Keeping Nostalgia and Entertainment Alive: The Mall of America
The opening of the first indoor mall in 1956 catapulted retail into a social experience. America’s pastime of perusing shops and spending time with family and friends through shopping was transformed in 1992 when MOA opened its doors. What has set this mall apart from the others for the last three decades? Its ability to give visitors what they want before they even realize what that is for themselves. Triple Five uses its keen sense for anticipating the next retail trend, elevating MOA above others like it.
Making (Another) Splash
Turning away from the typical and racing towards the unexpected, Triple Five and DLR Group created an environment that brings the entertainment industry into retail with a dynamic design that changes as the consumer does and houses spaces like an aquarium, a movie theatre, a comedy club, Camp Snoopy, Nickelodeon Universe, countless restaurants, a JW Marriott, and more. MOA isn’t just a one-stop shop for all things retail but keeps visitors coming back through a space carefully designed to evoke nostalgia dovetailed with the lure of modern entertainment that folks of all ages can enjoy. After 30 years, four significant renovations, and 520 retail shops over 5.6 million SF, we are helping bring the mall’s next big thing to fruition: seven acres of theme park, including the widely anticipated 350,00-SF indoor water park.
A Partnership for the Ages
MOA is in the business of keeping its visitors wanting to come back for more because there’s something new to explore each time they return. This says something about the retail and entertainment industries: they must be dynamic to stay relevant. MOA is reinventing itself through each renovation and addition, and the worldwide awe and support of this space fuel our organization’s zeal to give the people what they want. It’s remarkable to be a part of something that has left lasting memories with so many people across the globe and provides endless inspiration for our team.

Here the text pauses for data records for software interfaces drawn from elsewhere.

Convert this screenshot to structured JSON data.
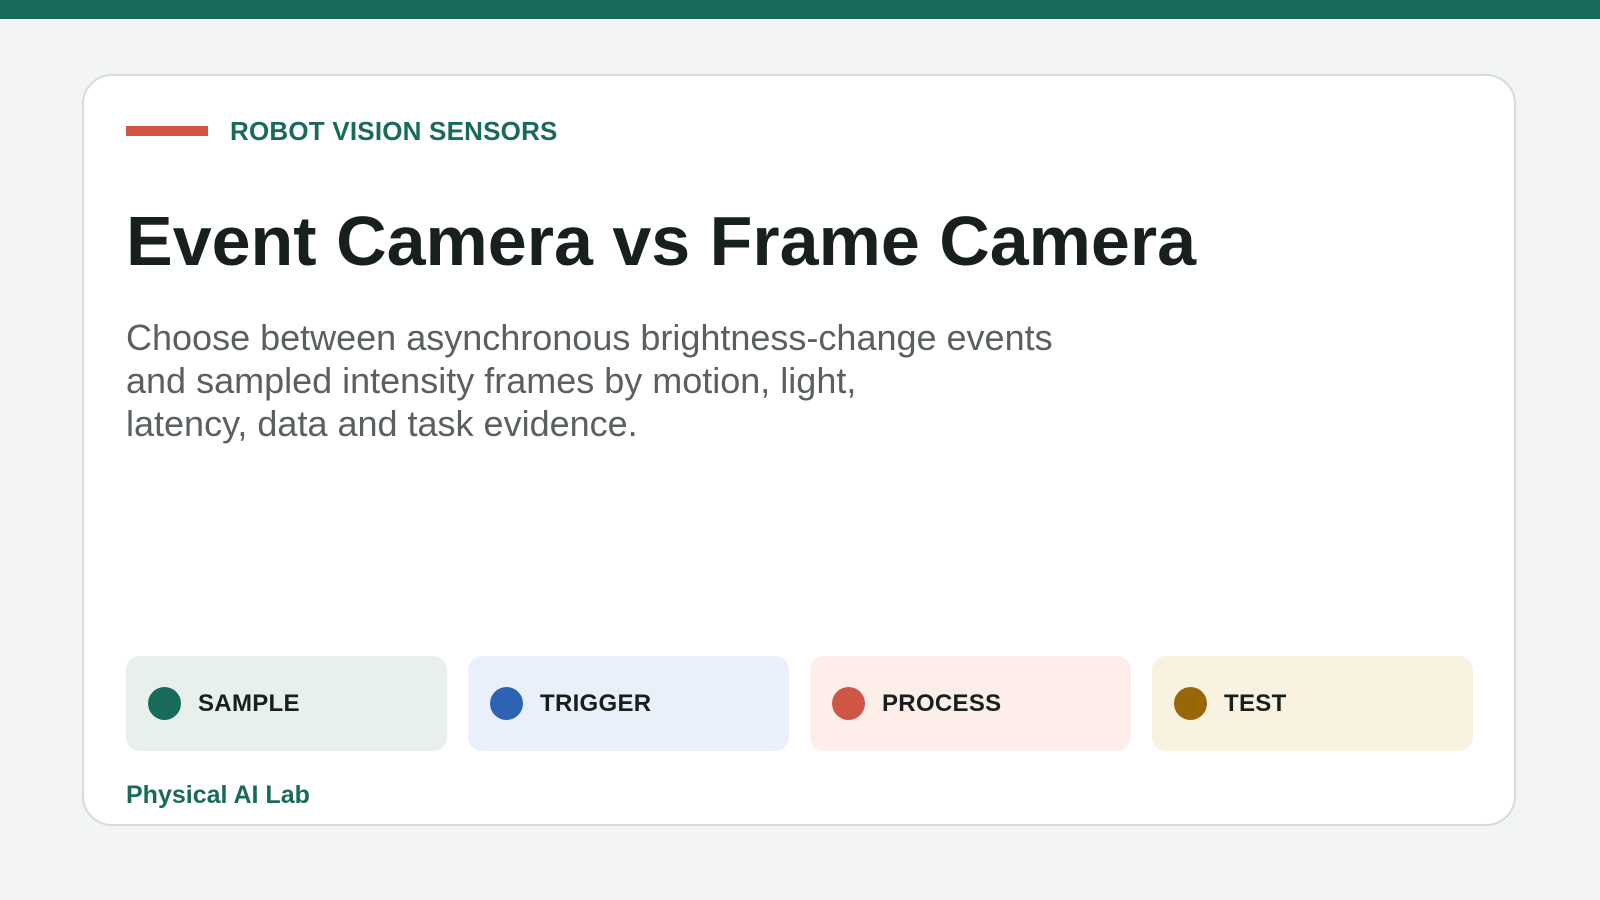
{
  "colors": {
    "brand": "#186b5a",
    "accent": "#cf5644",
    "page_background": "#f2f5f4",
    "card_background": "#ffffff"
  },
  "header": {
    "eyebrow": "ROBOT VISION SENSORS",
    "title": "Event Camera vs Frame Camera",
    "subtitle": "Choose between asynchronous brightness-change events\nand sampled intensity frames by motion, light,\nlatency, data and task evidence."
  },
  "chips": [
    {
      "label": "SAMPLE",
      "dot_color": "#186b5a",
      "background": "#e7f0ec"
    },
    {
      "label": "TRIGGER",
      "dot_color": "#2c64b3",
      "background": "#e9f0f9"
    },
    {
      "label": "PROCESS",
      "dot_color": "#cf5644",
      "background": "#fdeeea"
    },
    {
      "label": "TEST",
      "dot_color": "#9a6706",
      "background": "#faf2e0"
    }
  ],
  "footer": {
    "brand": "Physical AI Lab"
  }
}
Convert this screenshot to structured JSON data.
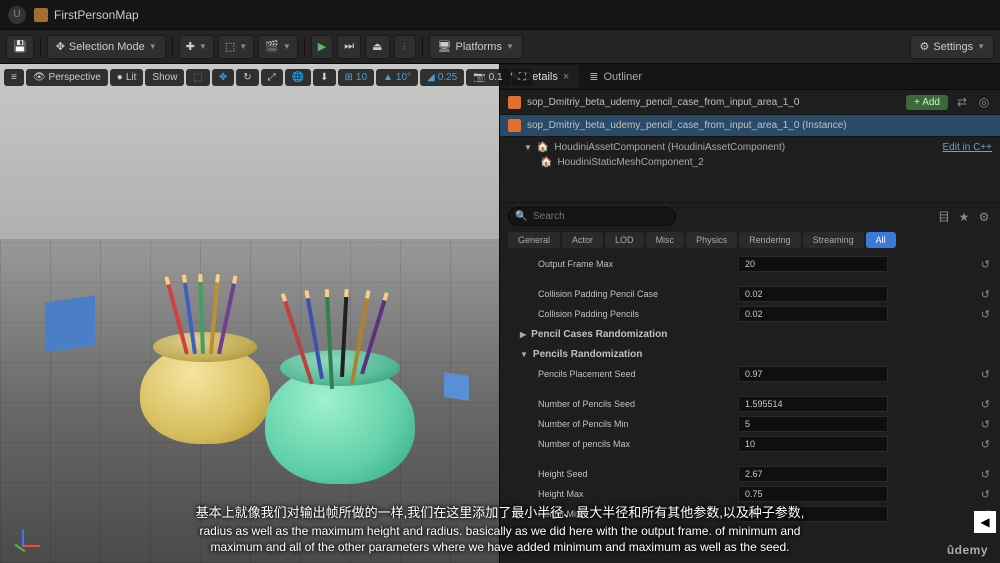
{
  "topbar": {
    "map_name": "FirstPersonMap"
  },
  "toolbar": {
    "save_icon": "save-icon",
    "selection_mode": "Selection Mode",
    "platforms": "Platforms",
    "settings": "Settings"
  },
  "viewport": {
    "perspective": "Perspective",
    "lit": "Lit",
    "show": "Show",
    "grid_snap": "10",
    "angle_snap": "10°",
    "scale_snap": "0.25",
    "cam_speed": "0.1"
  },
  "panels": {
    "details": "Details",
    "outliner": "Outliner"
  },
  "details": {
    "asset_name": "sop_Dmitriy_beta_udemy_pencil_case_from_input_area_1_0",
    "instance_name": "sop_Dmitriy_beta_udemy_pencil_case_from_input_area_1_0 (Instance)",
    "add_btn": "Add",
    "components": {
      "root": "HoudiniAssetComponent (HoudiniAssetComponent)",
      "child": "HoudiniStaticMeshComponent_2",
      "edit_link": "Edit in C++"
    },
    "search_placeholder": "Search",
    "filters": [
      "General",
      "Actor",
      "LOD",
      "Misc",
      "Physics",
      "Rendering",
      "Streaming",
      "All"
    ],
    "active_filter": "All",
    "props": {
      "output_frame_max": {
        "label": "Output Frame Max",
        "value": "20"
      },
      "collision_padding_case": {
        "label": "Collision Padding Pencil Case",
        "value": "0.02"
      },
      "collision_padding_pencils": {
        "label": "Collision Padding Pencils",
        "value": "0.02"
      },
      "cat_cases": "Pencil Cases Randomization",
      "cat_pencils": "Pencils Randomization",
      "pencils_placement_seed": {
        "label": "Pencils Placement Seed",
        "value": "0.97"
      },
      "num_pencils_seed": {
        "label": "Number of Pencils Seed",
        "value": "1.595514"
      },
      "num_pencils_min": {
        "label": "Number of Pencils Min",
        "value": "5"
      },
      "num_pencils_max": {
        "label": "Number of pencils Max",
        "value": "10"
      },
      "height_seed": {
        "label": "Height Seed",
        "value": "2.67"
      },
      "height_max": {
        "label": "Height Max",
        "value": "0.75"
      },
      "height_min": {
        "label": "Height Min",
        "value": "0.6"
      }
    }
  },
  "subtitles": {
    "cn": "基本上就像我们对输出帧所做的一样,我们在这里添加了最小半径、最大半径和所有其他参数,以及种子参数,",
    "en1": "radius as well as the maximum height and radius. basically as we did here with the output frame. of minimum and",
    "en2": "maximum and all of the other parameters where we have added minimum and maximum as well as the seed."
  },
  "brand": "ûdemy"
}
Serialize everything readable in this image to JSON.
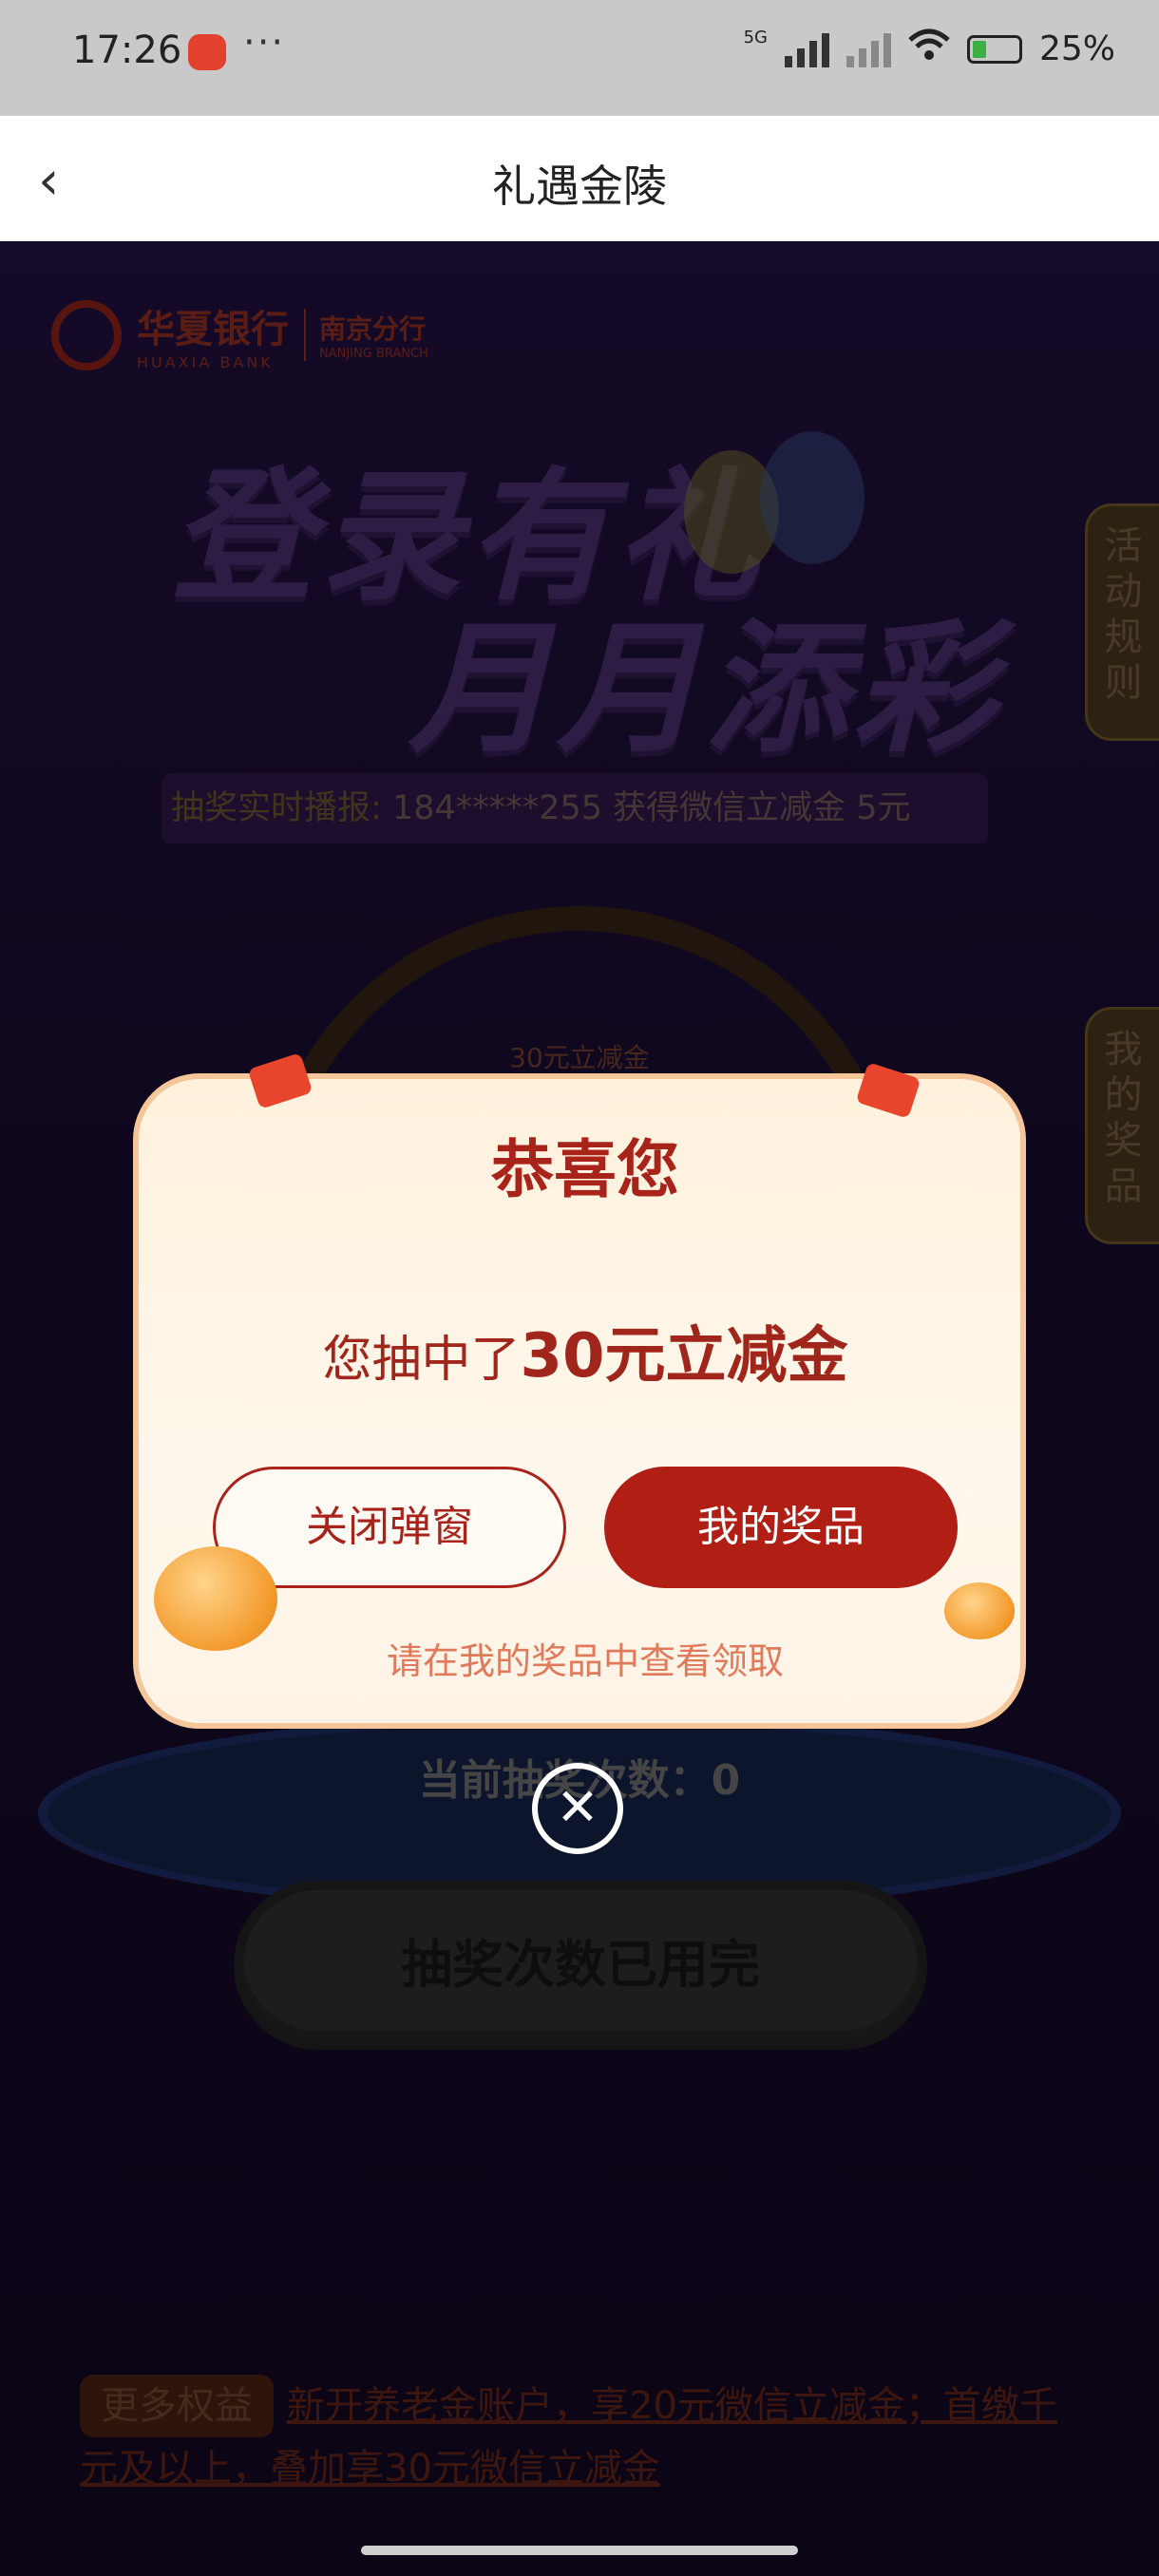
{
  "status_bar": {
    "time": "17:26",
    "more": "···",
    "network": "5G",
    "battery": "25%"
  },
  "nav": {
    "back_icon": "chevron-left-icon",
    "title": "礼遇金陵"
  },
  "banner": {
    "bank_name": "华夏银行",
    "bank_name_en": "HUAXIA BANK",
    "branch": "南京分行",
    "branch_en": "NANJING BRANCH",
    "headline_1": "登录有礼",
    "headline_2": "月月添彩"
  },
  "ticker": {
    "label": "抽奖实时播报:",
    "text": "184*****255 获得微信立减金 5元"
  },
  "side_tabs": {
    "rules": "活动规则",
    "my_prizes": "我的奖品"
  },
  "wheel": {
    "slot_label": "30元立减金"
  },
  "draw": {
    "count_text": "当前抽奖次数：0",
    "button_label": "抽奖次数已用完"
  },
  "more_benefits": {
    "badge": "更多权益",
    "link_text": "新开养老金账户，享20元微信立减金；首缴千元及以上，叠加享30元微信立减金"
  },
  "dialog": {
    "title": "恭喜您",
    "prize_prefix": "您抽中了",
    "prize_name": "30元立减金",
    "close_label": "关闭弹窗",
    "prizes_label": "我的奖品",
    "hint": "请在我的奖品中查看领取",
    "dismiss_icon": "close-circle-icon"
  },
  "colors": {
    "accent": "#b01e14",
    "dialog_bg": "#fff3e6",
    "overlay": "#000000"
  }
}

See the evolution of the Mall of America.
Designing for Equity: A Guide to GIS Principles
Interested in design for equity? Learn five principles that unlock GIS’ potential, and questions to ask your designer or planner.
The Renwick Revisited
Across from the White House, DLR Group x Accidentally Wes Anderson explores the Smithsonian’s Renwick Gallery, sharing the story and design updates of, “the American Louvre.”
Protecting the Symbol of the City: Preserving Portlandia
A well known symbol of Portland, the Portlandia sculpture required special considerations during our reconstruction of the Portland Building.
Outdoor Learning: Enhancing Student and Educator Well-Being
Student and staff well-being is deeply rooted in how we design learning environments. As educators seek to engage students in new ways, learning outdoors provides many benefits and opportunities for powerful learning experiences.
A Workplace Evolution: From Office to Destination
The future of the workplace is no longer ahead of us – it's here, and we’ve upped the ante to deliver one-of-a-kind workplace designs.
Designing for Health: Social Sports & Leisure Entertainment
An insurgence of retail mixed-use spaces dedicated to providing sports-oriented concepts engage people with their communities.
Q&A with Metropolis Climate Toolkit Interior Designers
Interiors account for up to 50% of a building’s embodied carbon. Designers share “a-ha moments” from Metropolis Climate Toolkit for Interior Design workshops.
Carbon 101: A Beginner’s Guide to Carbon and Climate Change
If we want to understand why carbon matters for climate change, it helps to understand the lingo. Here’s a simple breakdown so you can chime in on the conversation.
SAFE Credit Union Performing Arts Center
When the SAFE Credit Union Performing Arts Center’s conditions began disrupting performances, our team stepped in to design a solution.
Adaptive Reuse Through Collaboration And Community
North Kansas City Early Education Center was made by and for the community it serves. Now, an empty retail space inspires the district's youngest learners.